Vietnamese cuisine

Asian food in general has found favour with other parts of the world. The French were in Vietnam for a century and a half and as great lovers of food, they found the cuisine to their liking. Americans spent time in the South more recently and not only liked the food, they had some influence on that part of Vietnam. There is plenty that is common throughout the country but regional differences as well.

vietnamese cuisine

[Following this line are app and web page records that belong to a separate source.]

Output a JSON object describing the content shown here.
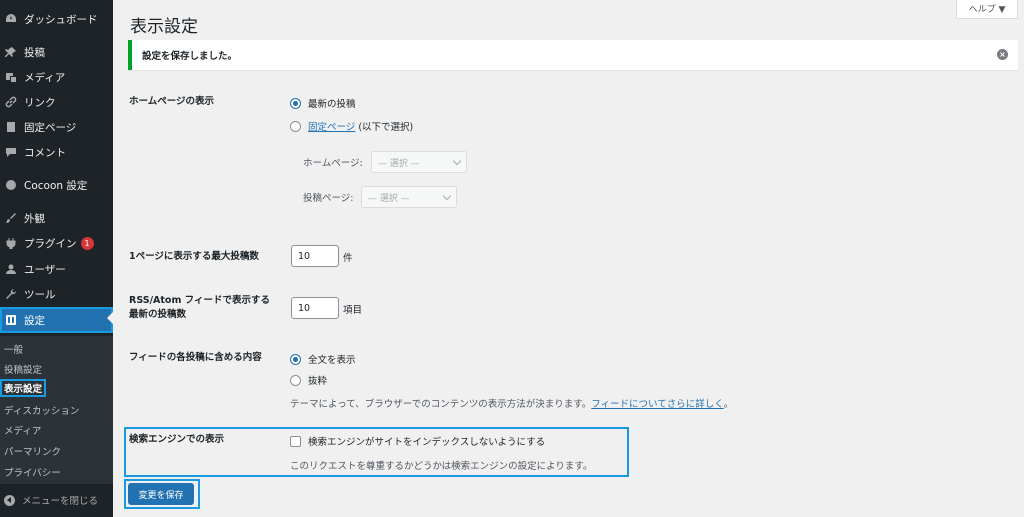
{
  "sidebar": {
    "items": [
      {
        "label": "ダッシュボード",
        "icon": "dashboard-icon"
      },
      {
        "label": "投稿",
        "icon": "pin-icon"
      },
      {
        "label": "メディア",
        "icon": "media-icon"
      },
      {
        "label": "リンク",
        "icon": "link-icon"
      },
      {
        "label": "固定ページ",
        "icon": "page-icon"
      },
      {
        "label": "コメント",
        "icon": "comment-icon"
      },
      {
        "label": "Cocoon 設定",
        "icon": "circle-icon"
      },
      {
        "label": "外観",
        "icon": "brush-icon"
      },
      {
        "label": "プラグイン",
        "icon": "plugin-icon",
        "badge": "1"
      },
      {
        "label": "ユーザー",
        "icon": "user-icon"
      },
      {
        "label": "ツール",
        "icon": "wrench-icon"
      },
      {
        "label": "設定",
        "icon": "settings-icon"
      }
    ],
    "submenu": [
      "一般",
      "投稿設定",
      "表示設定",
      "ディスカッション",
      "メディア",
      "パーマリンク",
      "プライバシー"
    ],
    "collapse_label": "メニューを閉じる"
  },
  "help_tab": "ヘルプ ▼",
  "page_title": "表示設定",
  "notice": {
    "text": "設定を保存しました。",
    "color": "#00a32a"
  },
  "homepage": {
    "label": "ホームページの表示",
    "option_latest": "最新の投稿",
    "option_static_link": "固定ページ",
    "option_static_suffix": " (以下で選択)",
    "homepage_select_label": "ホームページ:",
    "homepage_select_value": "— 選択 —",
    "posts_select_label": "投稿ページ:",
    "posts_select_value": "— 選択 —"
  },
  "posts_per_page": {
    "label": "1ページに表示する最大投稿数",
    "value": "10",
    "unit": "件"
  },
  "rss_items": {
    "label_line1": "RSS/Atom フィードで表示する",
    "label_line2": "最新の投稿数",
    "value": "10",
    "unit": "項目"
  },
  "feed_content": {
    "label": "フィードの各投稿に含める内容",
    "option_full": "全文を表示",
    "option_excerpt": "抜粋",
    "description": "テーマによって、ブラウザーでのコンテンツの表示方法が決まります。",
    "description_link": "フィードについてさらに詳しく",
    "description_end": "。"
  },
  "search_engine": {
    "label": "検索エンジンでの表示",
    "checkbox_label": "検索エンジンがサイトをインデックスしないようにする",
    "description": "このリクエストを尊重するかどうかは検索エンジンの設定によります。"
  },
  "save_button": "変更を保存",
  "colors": {
    "accent": "#2271b1",
    "sidebar": "#1d2327",
    "highlight": "#1a9ae0",
    "badge": "#d63638"
  }
}
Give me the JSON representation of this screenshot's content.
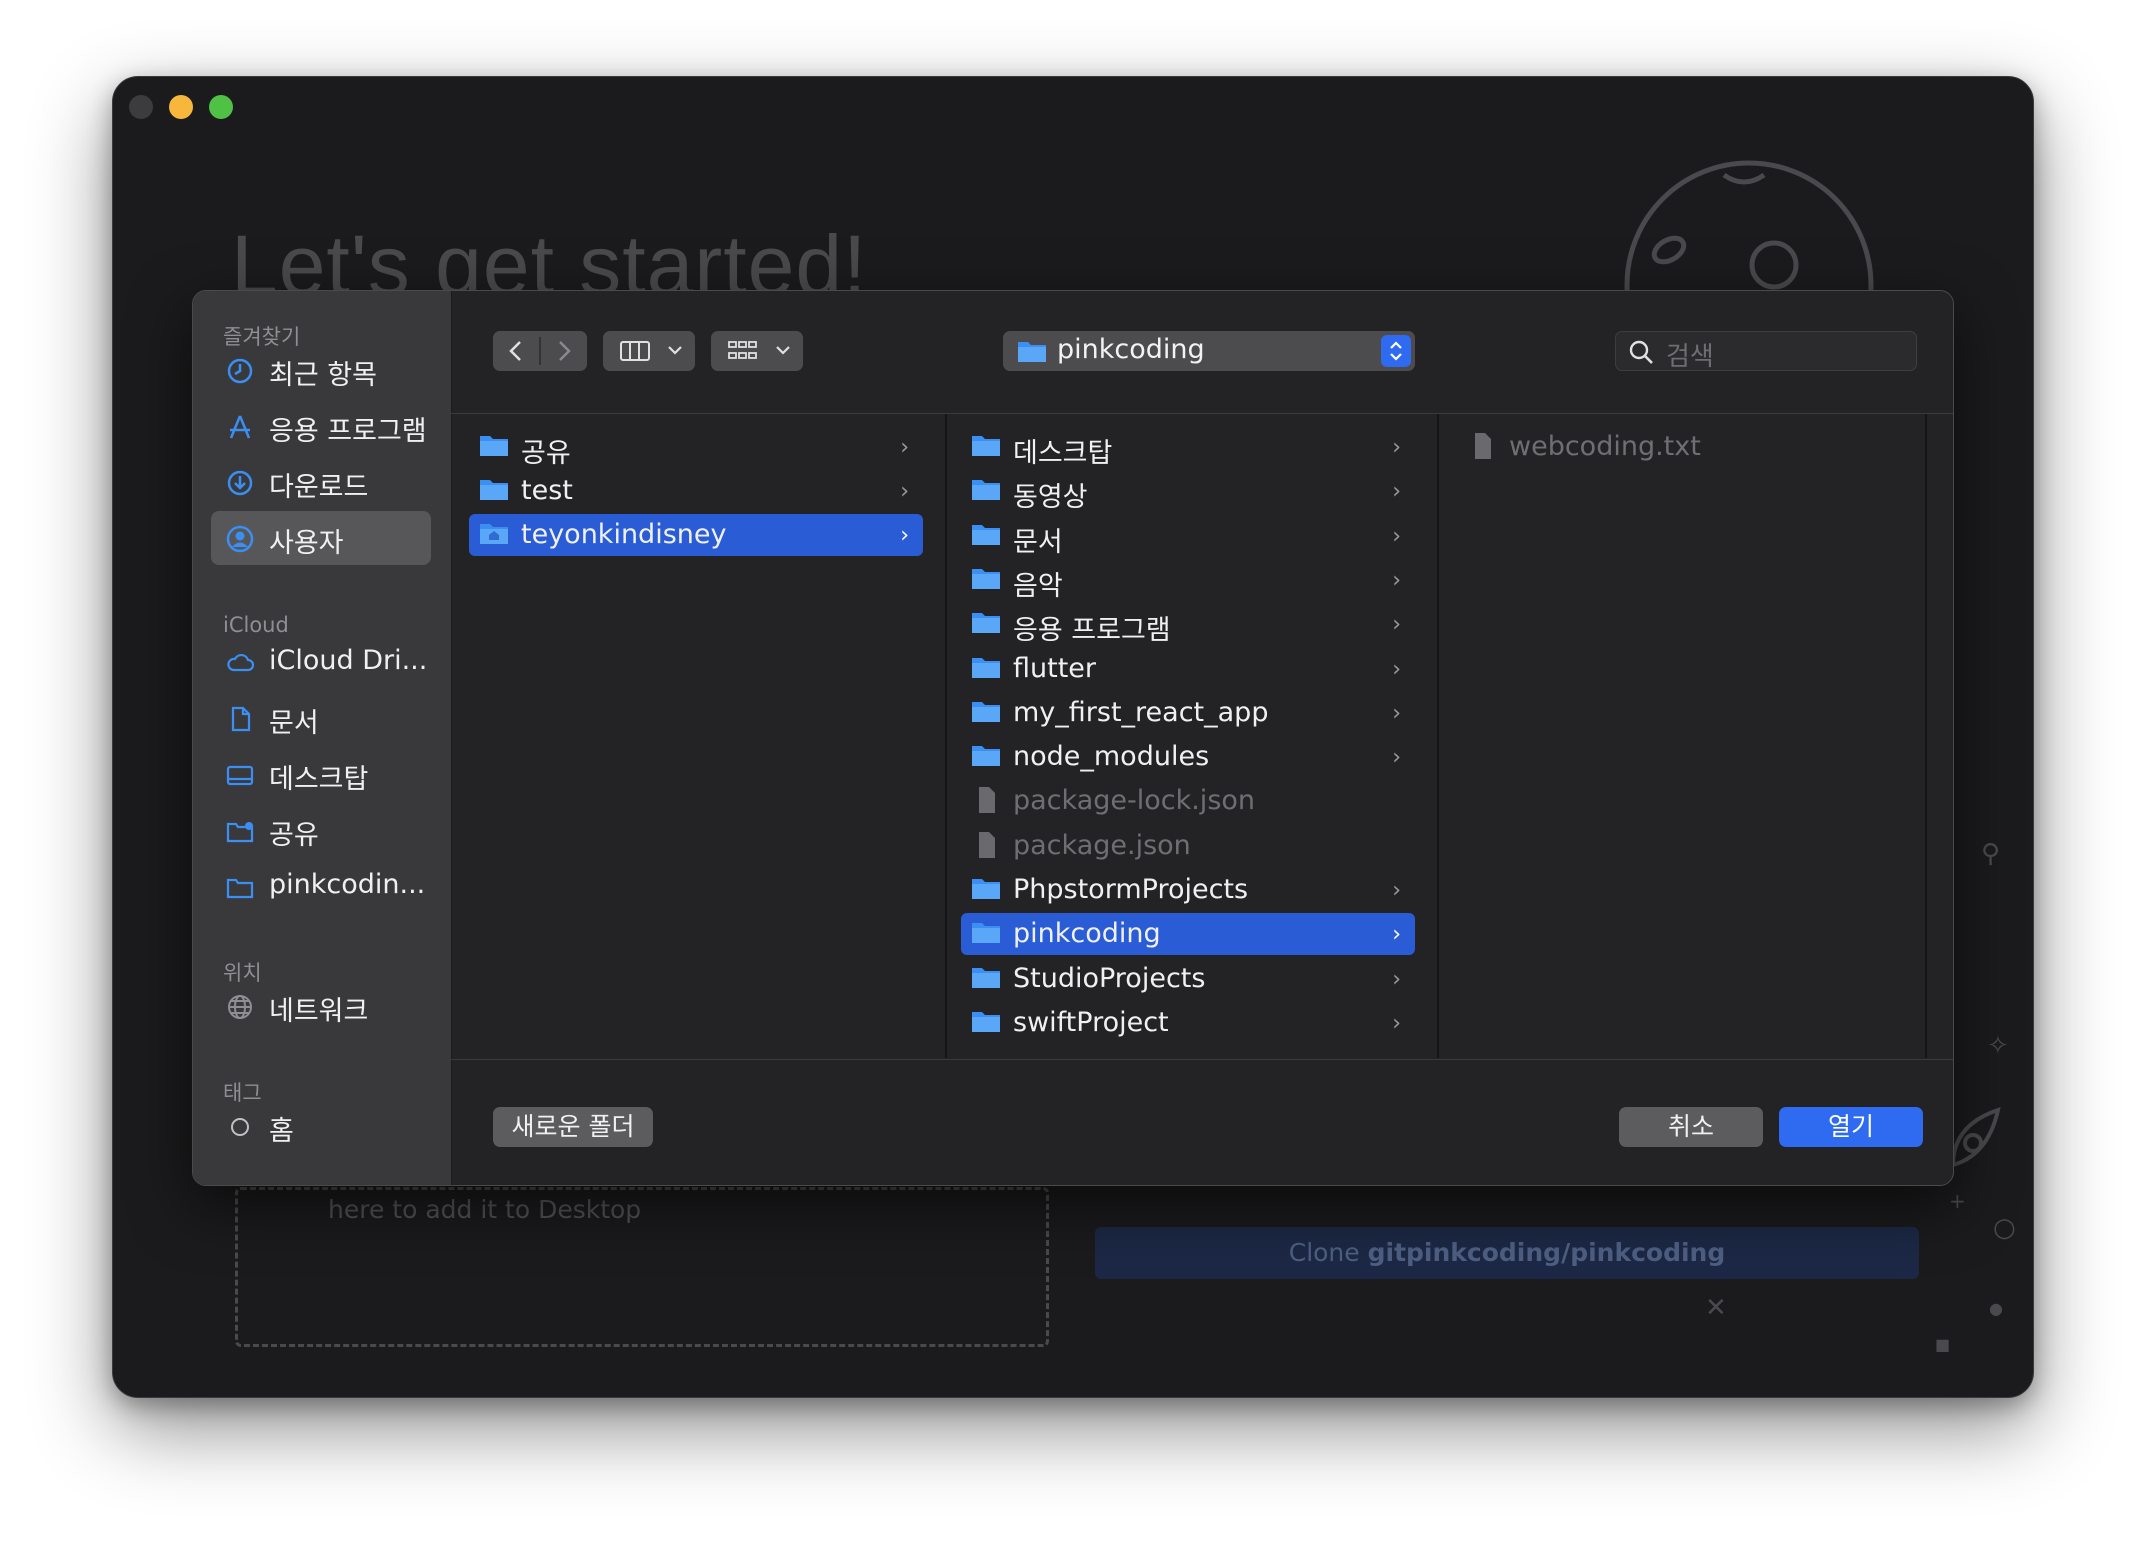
{
  "background_app": {
    "hero_title": "Let's get started!",
    "dropzone_text": "here to add it to Desktop",
    "clone_prefix": "Clone ",
    "clone_repo": "gitpinkcoding/pinkcoding"
  },
  "dialog": {
    "path_popup": {
      "label": "pinkcoding"
    },
    "search": {
      "placeholder": "검색"
    },
    "sidebar": {
      "sections": [
        {
          "title": "즐겨찾기",
          "items": [
            {
              "label": "최근 항목",
              "icon": "clock-icon"
            },
            {
              "label": "응용 프로그램",
              "icon": "applications-icon"
            },
            {
              "label": "다운로드",
              "icon": "download-icon"
            },
            {
              "label": "사용자",
              "icon": "user-icon",
              "selected": true
            }
          ]
        },
        {
          "title": "iCloud",
          "items": [
            {
              "label": "iCloud Dri...",
              "icon": "cloud-icon"
            },
            {
              "label": "문서",
              "icon": "document-icon"
            },
            {
              "label": "데스크탑",
              "icon": "desktop-icon"
            },
            {
              "label": "공유",
              "icon": "shared-folder-icon"
            },
            {
              "label": "pinkcodin...",
              "icon": "folder-icon"
            }
          ]
        },
        {
          "title": "위치",
          "items": [
            {
              "label": "네트워크",
              "icon": "globe-icon"
            }
          ]
        },
        {
          "title": "태그",
          "items": [
            {
              "label": "홈",
              "icon": "tag-circle-icon"
            }
          ]
        }
      ]
    },
    "columns": [
      {
        "rows": [
          {
            "label": "공유",
            "type": "folder",
            "chevron": true
          },
          {
            "label": "test",
            "type": "folder",
            "chevron": true
          },
          {
            "label": "teyonkindisney",
            "type": "home-folder",
            "chevron": true,
            "selected": true
          }
        ]
      },
      {
        "rows": [
          {
            "label": "데스크탑",
            "type": "folder",
            "chevron": true
          },
          {
            "label": "동영상",
            "type": "folder",
            "chevron": true
          },
          {
            "label": "문서",
            "type": "folder",
            "chevron": true
          },
          {
            "label": "음악",
            "type": "folder",
            "chevron": true
          },
          {
            "label": "응용 프로그램",
            "type": "folder",
            "chevron": true
          },
          {
            "label": "flutter",
            "type": "folder",
            "chevron": true
          },
          {
            "label": "my_first_react_app",
            "type": "folder",
            "chevron": true
          },
          {
            "label": "node_modules",
            "type": "folder",
            "chevron": true
          },
          {
            "label": "package-lock.json",
            "type": "file",
            "chevron": false
          },
          {
            "label": "package.json",
            "type": "file",
            "chevron": false
          },
          {
            "label": "PhpstormProjects",
            "type": "folder",
            "chevron": true
          },
          {
            "label": "pinkcoding",
            "type": "folder",
            "chevron": true,
            "selected": true
          },
          {
            "label": "StudioProjects",
            "type": "folder",
            "chevron": true
          },
          {
            "label": "swiftProject",
            "type": "folder",
            "chevron": true
          }
        ]
      },
      {
        "rows": [
          {
            "label": "webcoding.txt",
            "type": "file",
            "chevron": false
          }
        ]
      }
    ],
    "buttons": {
      "new_folder": "새로운 폴더",
      "cancel": "취소",
      "open": "열기"
    }
  },
  "colors": {
    "accent": "#2f6bf0",
    "selection": "#2a5cd6",
    "folder": "#3b8ef2"
  }
}
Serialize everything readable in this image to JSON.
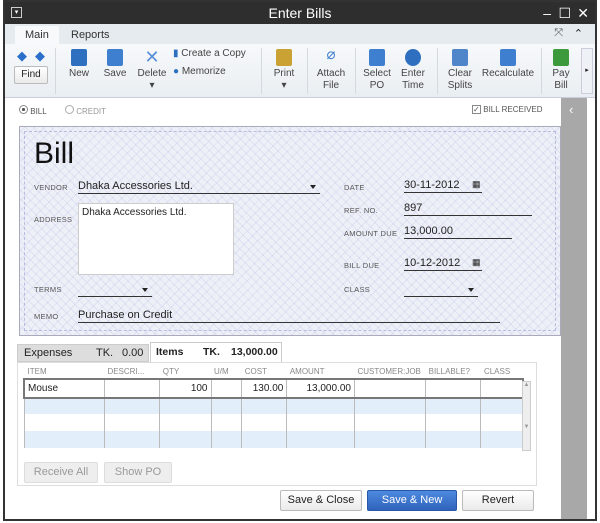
{
  "window": {
    "title": "Enter Bills"
  },
  "ribbon_tabs": [
    "Main",
    "Reports"
  ],
  "ribbon": {
    "find": "Find",
    "new": "New",
    "save": "Save",
    "delete": "Delete",
    "create_copy": "Create a Copy",
    "memorize": "Memorize",
    "print": "Print",
    "attach": "Attach File",
    "select_po": "Select PO",
    "enter_time": "Enter Time",
    "clear_splits": "Clear Splits",
    "recalculate": "Recalculate",
    "pay_bill": "Pay Bill"
  },
  "mode": {
    "bill": "BILL",
    "credit": "CREDIT",
    "selected": "BILL",
    "bill_received": "BILL RECEIVED",
    "bill_received_checked": true
  },
  "form": {
    "title": "Bill",
    "vendor_label": "VENDOR",
    "vendor": "Dhaka Accessories Ltd.",
    "address_label": "ADDRESS",
    "address": "Dhaka Accessories Ltd.",
    "terms_label": "TERMS",
    "terms": "",
    "memo_label": "MEMO",
    "memo": "Purchase on Credit",
    "date_label": "DATE",
    "date": "30-11-2012",
    "ref_label": "REF. NO.",
    "ref": "897",
    "amount_due_label": "AMOUNT DUE",
    "amount_due": "13,000.00",
    "bill_due_label": "BILL DUE",
    "bill_due": "10-12-2012",
    "class_label": "CLASS",
    "class": ""
  },
  "detail_tabs": [
    {
      "label": "Expenses",
      "currency": "TK.",
      "amount": "0.00"
    },
    {
      "label": "Items",
      "currency": "TK.",
      "amount": "13,000.00",
      "active": true
    }
  ],
  "items_table": {
    "columns": [
      "ITEM",
      "DESCRI...",
      "QTY",
      "U/M",
      "COST",
      "AMOUNT",
      "CUSTOMER:JOB",
      "BILLABLE?",
      "CLASS"
    ],
    "rows": [
      [
        "Mouse",
        "",
        "100",
        "",
        "130.00",
        "13,000.00",
        "",
        "",
        ""
      ]
    ]
  },
  "buttons": {
    "receive_all": "Receive All",
    "show_po": "Show PO",
    "save_close": "Save & Close",
    "save_new": "Save & New",
    "revert": "Revert"
  },
  "colors": {
    "accent": "#3a74c9",
    "title_bar": "#2e2e2e"
  }
}
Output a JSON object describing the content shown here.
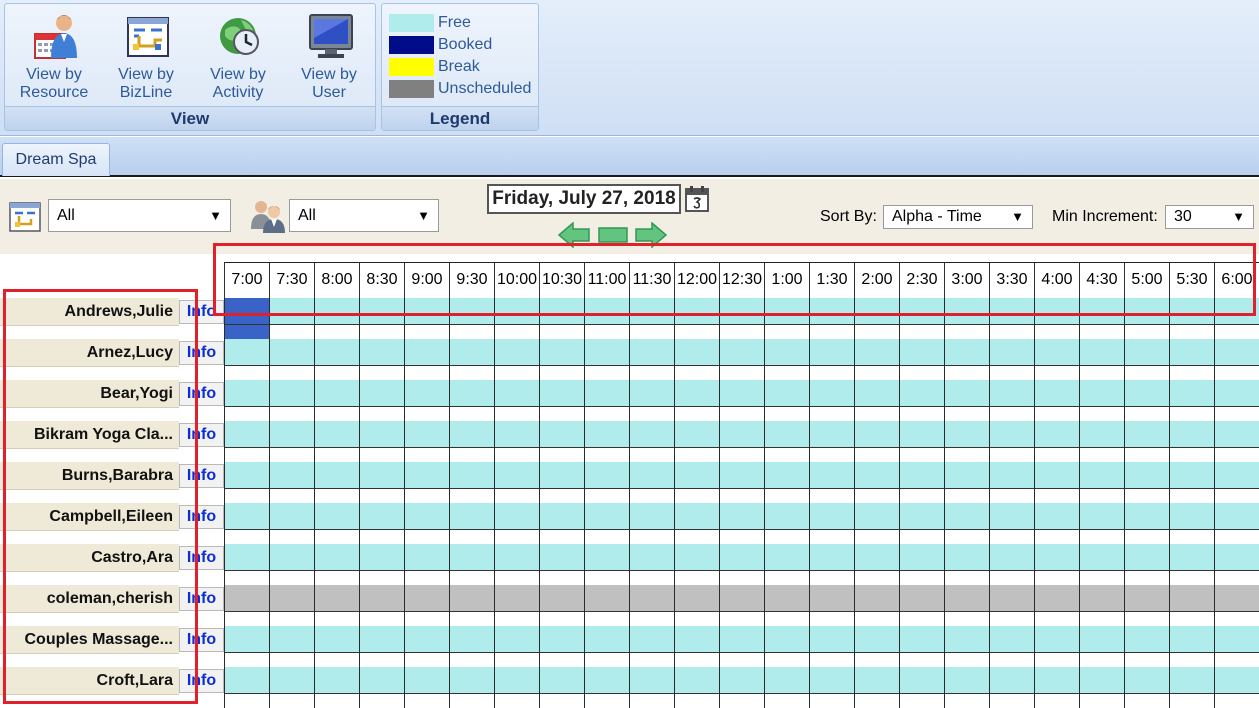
{
  "ribbon": {
    "view_group": {
      "caption": "View",
      "buttons": [
        {
          "line1": "View by",
          "line2": "Resource",
          "icon": "resource-calendar-icon"
        },
        {
          "line1": "View by",
          "line2": "BizLine",
          "icon": "bizline-chart-icon"
        },
        {
          "line1": "View by",
          "line2": "Activity",
          "icon": "activity-globe-clock-icon"
        },
        {
          "line1": "View by",
          "line2": "User",
          "icon": "user-monitor-icon"
        }
      ]
    },
    "legend_group": {
      "caption": "Legend",
      "items": [
        {
          "label": "Free",
          "color": "#b1ecec"
        },
        {
          "label": "Booked",
          "color": "#000c8a"
        },
        {
          "label": "Break",
          "color": "#ffff00"
        },
        {
          "label": "Unscheduled",
          "color": "#808080"
        }
      ]
    }
  },
  "tabs": [
    {
      "label": "Dream Spa",
      "active": true
    }
  ],
  "toolbar": {
    "bizline_filter": {
      "value": "All",
      "icon": "bizline-filter-icon"
    },
    "user_filter": {
      "value": "All",
      "icon": "user-filter-icon"
    },
    "date": "Friday, July 27, 2018",
    "date_icon": "calendar-icon",
    "nav_icons": [
      "prev-day-arrow-icon",
      "today-icon",
      "next-day-arrow-icon"
    ],
    "sort_by": {
      "label": "Sort By:",
      "value": "Alpha - Time"
    },
    "min_increment": {
      "label": "Min Increment:",
      "value": "30"
    }
  },
  "colors": {
    "free": "#b1ecec",
    "booked_slot": "#3a63c8",
    "unscheduled": "#c0c0c0",
    "highlight": "#e0202a"
  },
  "schedule": {
    "times": [
      "7:00",
      "7:30",
      "8:00",
      "8:30",
      "9:00",
      "9:30",
      "10:00",
      "10:30",
      "11:00",
      "11:30",
      "12:00",
      "12:30",
      "1:00",
      "1:30",
      "2:00",
      "2:30",
      "3:00",
      "3:30",
      "4:00",
      "4:30",
      "5:00",
      "5:30",
      "6:00"
    ],
    "info_label": "Info",
    "resources": [
      {
        "name": "Andrews,Julie",
        "status": "free",
        "booked_slots": [
          0
        ]
      },
      {
        "name": "Arnez,Lucy",
        "status": "free",
        "booked_slots": []
      },
      {
        "name": "Bear,Yogi",
        "status": "free",
        "booked_slots": []
      },
      {
        "name": "Bikram Yoga Cla...",
        "status": "free",
        "booked_slots": []
      },
      {
        "name": "Burns,Barabra",
        "status": "free",
        "booked_slots": []
      },
      {
        "name": "Campbell,Eileen",
        "status": "free",
        "booked_slots": []
      },
      {
        "name": "Castro,Ara",
        "status": "free",
        "booked_slots": []
      },
      {
        "name": "coleman,cherish",
        "status": "unscheduled",
        "booked_slots": []
      },
      {
        "name": "Couples Massage...",
        "status": "free",
        "booked_slots": []
      },
      {
        "name": "Croft,Lara",
        "status": "free",
        "booked_slots": []
      }
    ]
  }
}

While Chinese and Indian food were the forerunners elsewhere in the world, partly because of the migration of people, Vietnamese cuisine is now available in many parts of the world so those who book a holiday to Vietnam may well have tasted some of the favourite dishes before. During their Vietnam travel package, they will certainly taste some more.Cuisine is part of culture. Its nutritional value is obviously important but so is its presentation.

Vietnamese cooking involves little oil, and the locals consume far less red meat than in the ‘’West.’’ Rice, wheat, vegetables together with fresh herbs and spices make Vietnamese cuisine amongst the healthiest in the world. While the Vietnam use little oil in cooking, many things are stir fried and some deep fried

Main Features
Perhaps there are two? Rice is central, either cooked as it is or used to make noodles. Few dishes exclude them both, whether breakfast, lunch or dinner. They may be a side dish or put into soups.  The other certain element is vegetables; there are fresh vegetables all year round so locals have less use for a freezer and processed food. They can buy fresh from the market each day, and the inevitably do unless they are growing their own.

Vietnam grows a range of exotic fruits so desserts are plentiful and varied. Che, sugarcane and fruit drinks are most refreshing.

Wherever you go when you travel in Vietnam, you will also be presented with things to ‘’support’’ the meal; small plates with cucumber, beans, hot pepper, and several seasonings, fresh herbs and spices like coriander or basil.

The Regions
•    North. The proximity to China has had an impact on the food. Soy sauce will only be found in the North while the fish sauce for dipping will be fairly plain. Dishes will be salty and have less vegetables and herbs with black pepper commonly used instead of chilies.

•    Elsewhere fish sauce is common in all cooking and when used as a dip, it will be mixed with sugar, lemon or vinegar to both weaken it and reduce the smell. The climate is generally a little warmer as you go south and therefore more varieties of vegetables can be grown, and hence consumed. The concept of ‘’sweet and sour’’ is more common despite it being a Chinese favourite as well.

A Typical Family Meal
Every time a family sits down for a meal all the dishes will come at the same time. They will usually include rice or noodles, occasionally both, soup, some meat or fish and a range of vegetables. Each family member will be given a small bowl and help themselves to the food in the centre of the table.